By John McLoone
PRESCOTT On Aug. 1, Regina Hospital in Hastings and United Hospital in St. Paul were realigned under a new business model that strengthens healthcare for people living throughout the area. The two hospitals were aligned under one hospital license with two campuses. They are now known as United Hospital and United Hospital – Hastings Regina Campus.
The COVID pandemic affected every person, organization and business. Through that time, Allina Health embarked on a journey called a “Whole Way Better,” and patients of all its local healthcare facilities, which includes the River Falls Area Hospital, will benefit from the changes.
Helen Strike is president of United Hospital – Hastings Regina Campus and the River Falls Area Hospital. She and Kristy Barse, who serves on the community board for Regina visited the Prescott Area Chamber of Commerce meeting on Wednesday, Sept. 7 to update the community on the new vision for local healthcare, and the positive changes patients will see. “The hospital has been going through a significant number of changes over the last few years,” said Barse. “The most recent one was the merger with United. Ultimately, it’s one hospital with two campuses. If you were to come to Regina for services, you will be able to utilize the United Hospital services without an additional transfer fee. We’re trying to get out and explain the benefits of what this one hospital, two campuses looks like and how it can benefit the Prescott community.”
Strike will mark her 10th anniversary with Allina Health next year and has worked in healthcare in Minnesota for 20 years. She said that much has changed in the healthcare market, and that has led to some difficult decisions that had to be made. Allina closed its Prescott clinic in 2019 and a local Courage Kenny Rehabilitation Institute office in 2020.
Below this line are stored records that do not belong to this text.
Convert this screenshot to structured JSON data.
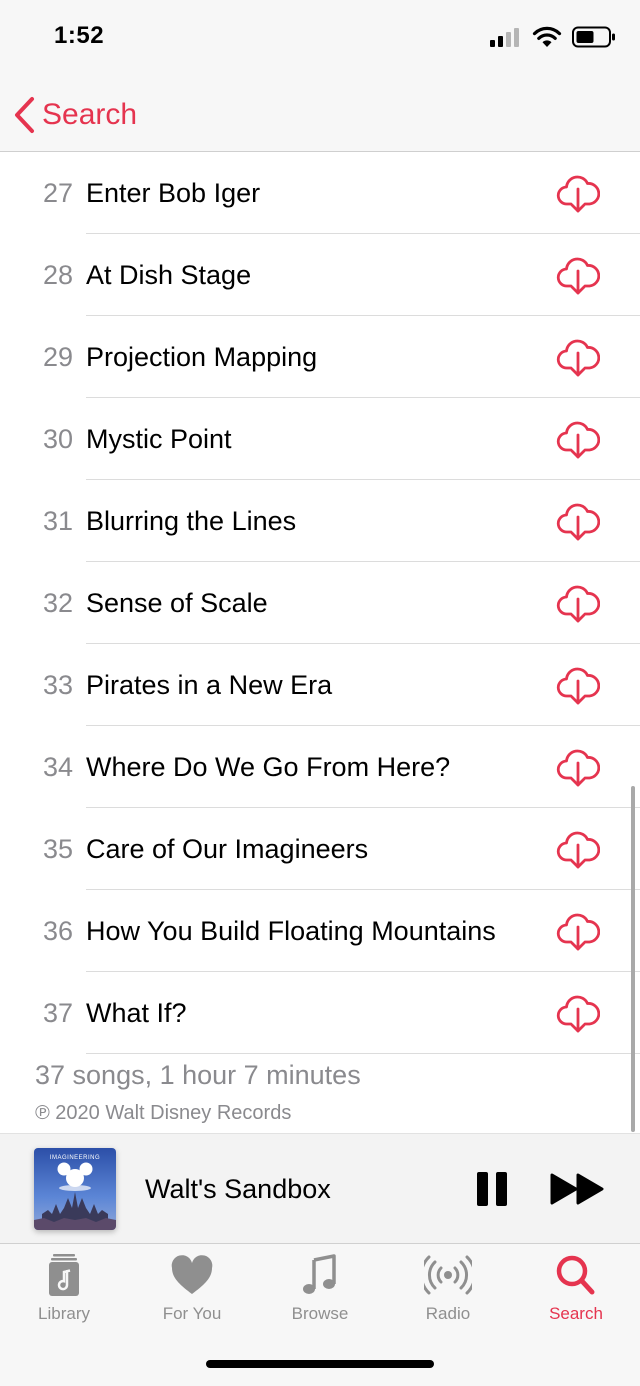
{
  "status": {
    "time": "1:52"
  },
  "nav": {
    "back_label": "Search"
  },
  "tracks": [
    {
      "number": "27",
      "title": "Enter Bob Iger"
    },
    {
      "number": "28",
      "title": "At Dish Stage"
    },
    {
      "number": "29",
      "title": "Projection Mapping"
    },
    {
      "number": "30",
      "title": "Mystic Point"
    },
    {
      "number": "31",
      "title": "Blurring the Lines"
    },
    {
      "number": "32",
      "title": "Sense of Scale"
    },
    {
      "number": "33",
      "title": "Pirates in a New Era"
    },
    {
      "number": "34",
      "title": "Where Do We Go From Here?"
    },
    {
      "number": "35",
      "title": "Care of Our Imagineers"
    },
    {
      "number": "36",
      "title": "How You Build Floating Mountains"
    },
    {
      "number": "37",
      "title": "What If?"
    }
  ],
  "footer": {
    "summary": "37 songs, 1 hour 7 minutes",
    "copyright": "℗ 2020 Walt Disney Records"
  },
  "player": {
    "title": "Walt's Sandbox",
    "album_art_text": "IMAGINEERING"
  },
  "tabs": [
    {
      "label": "Library",
      "icon": "library-icon",
      "active": false
    },
    {
      "label": "For You",
      "icon": "heart-icon",
      "active": false
    },
    {
      "label": "Browse",
      "icon": "music-note-icon",
      "active": false
    },
    {
      "label": "Radio",
      "icon": "radio-icon",
      "active": false
    },
    {
      "label": "Search",
      "icon": "search-icon",
      "active": true
    }
  ],
  "colors": {
    "accent": "#e5344f",
    "secondary_text": "#8a8a8e",
    "tab_inactive": "#8f8f8f"
  }
}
“COVID got in the way of that,” she said. “It was hard to get out and talk to everybody about what some of the plans were and reassure folks. I appreciate the chance today to come and talk to you about some of the things we’ve been working on at Regina.”
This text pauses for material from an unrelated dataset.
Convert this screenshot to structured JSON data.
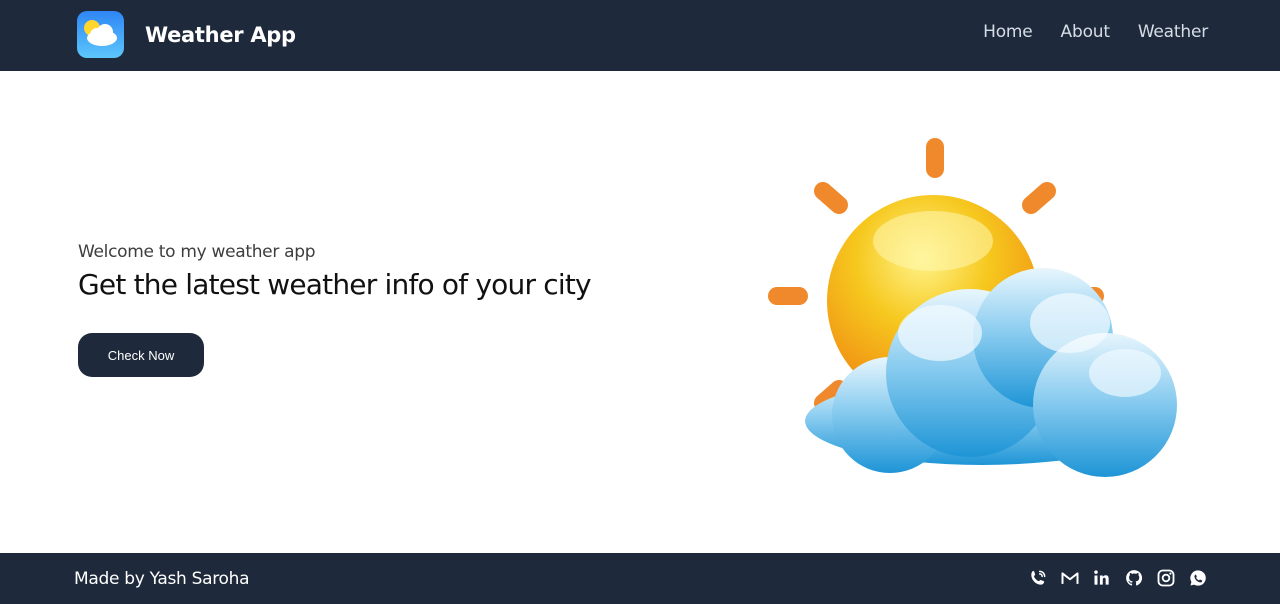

Regina Hospital’s roots date back to 1853. The names and ownership affiliations have changed, and it was acquired by Allina in 2014.
Having the Allina system for support was critical during the COVID pandemic.
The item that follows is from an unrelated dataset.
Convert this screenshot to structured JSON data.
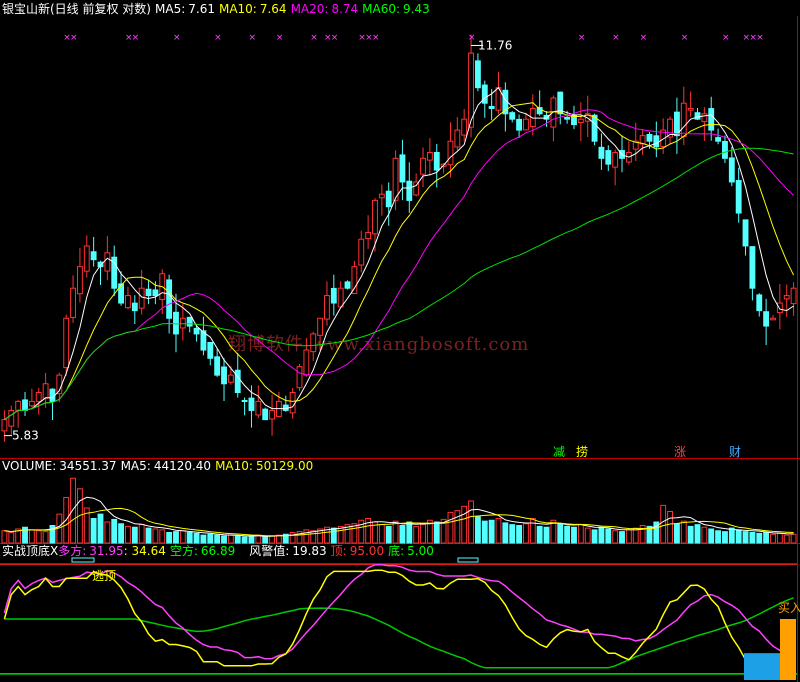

“During COVID, we had crazy experiences individually and as families, and we did as hospital. I was grateful to be part of a big system, to have access to the supply chain, the people, the experience, the medical knowledge,” she said. “We’ve been able to actually enhance Regina Hospital tremendously over the last couple years.”
Technology has allowed for specialist consultations in special and intensive care departments.
“We have 24/7 intensivist consults available. That wasn’t there before COVID. We were able to keep much sicker patients,” Strike said. “Over 2.5 years, we moved almost 4,000 patients from one hospital to another to receive intensive COVID care. We’re really proud of the role that we played through that.”
She said Allina was able to include River Falls Area Hospital in that program, meaning patients could be treated closer to home, rather than having to be transferred to Eau Claire or La Crosse.
The alignment with United was in the planning stages through that time.
“We were able to start thinking about a ‘Whole Way Better’ and moving forward in the future,” Stike said.
The twocampus concept with Regina and United means better care and access to skilled providers.
“We’re providing seamless connected care,” she said. “We’re hoping we really have the secret sauce to being able to have the things that people need to get the care that they need and wish for.”
The two hospitals now operate under one hospital license, which eliminates red tape, even though the hospitals were in the same health system.
“It really has some specific benefits, because when you’re a hospital, there’s a lot of red tape when you move patients from one hospital to another. We’re able to remove some of those barriers,” said Strike. “It allows our team members and patients to benefit from closely connected programs and services that maybe had a little red tape in them before. We were able to break down those barriers. It’s a big deal to do this.”
Patients who move for services between Regina and United will see one bill, and caregivers have electronic access to medical records at both locations.
She joked that the hardest part has been the new longer name.
“It’s been hard because if “People were choosing to go into the Cities for their care and we were having trouble getting providers and specialists to come down to Regina. Patients and ambulances were choosing to drive by us. We wanted to make things easier to strengthen the care in our community. Already in Hastings, patients were choosing United Hospital over any other hospital in our area. Those of you who were looking for care were often going to United. So why not stop competing against that? Why not join that partnership and make that easier. This allows us to really share patients, rather United, and that United was delivering more babies in a day than Hastings was in a week.
“We had to make a really tough decision about that,” she said. “I think you’re hearing now across the country, with workforce shortages at hospitals, I just read of 17 birth centers that have closed because of workforce issues and volume.”
The whole move to the onehospital, twocampus concept was to solidify local care.
“We are completely committed to care in our communities,” she said.